I recently had to design a device that used a chip with a heatsink underneath the body of the chip. This heatsink had to be both electrically and thermally connected to the PCB.
Typically these devices (see picture) are soldered to PCBs using reflow techniques, where solder paste is stencilled to the board, robots place the chips and a special oven heats the device till the solder paste melts. Other devices with the same problem include driver chips and high power LEDs.
I originally tried using silver heatsink compound however although it was pretty good thermally it didn't make a reliable electrical connection, the cct malfunctioned with vibration and the magic smoke escaped...leading to much swearing and frustration.
After some experimentation I came up with this method to solder underneath these types of devices for hand prototyping without needing a reflow oven.
Step 1: Prepare thermal vias
Your PCB should have a copper area underneath the chip heatsink for electrical and thermal connection.
First drill small holes (as many as can fit) under where the chip heatsink goes.
Next poke through copper wire through the holes (second picture). Try to use wire as thick as the holes will allow. You need a tight fit. I just used the leads from a diode....they were just right....and made of copper (plated with tin).

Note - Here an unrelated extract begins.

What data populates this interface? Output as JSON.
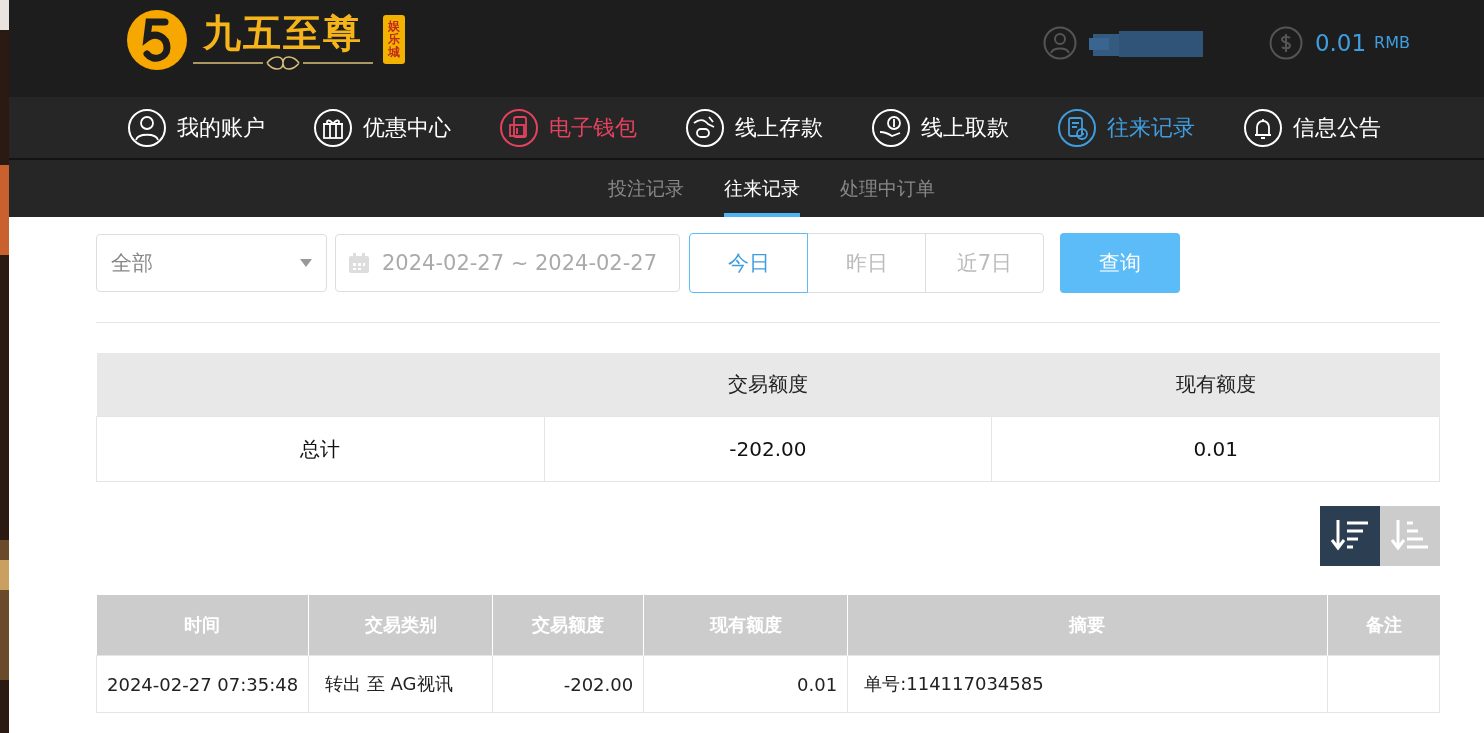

Second time around I'd poke the wires from the bottom just enough to poke out, but not too far (third pic).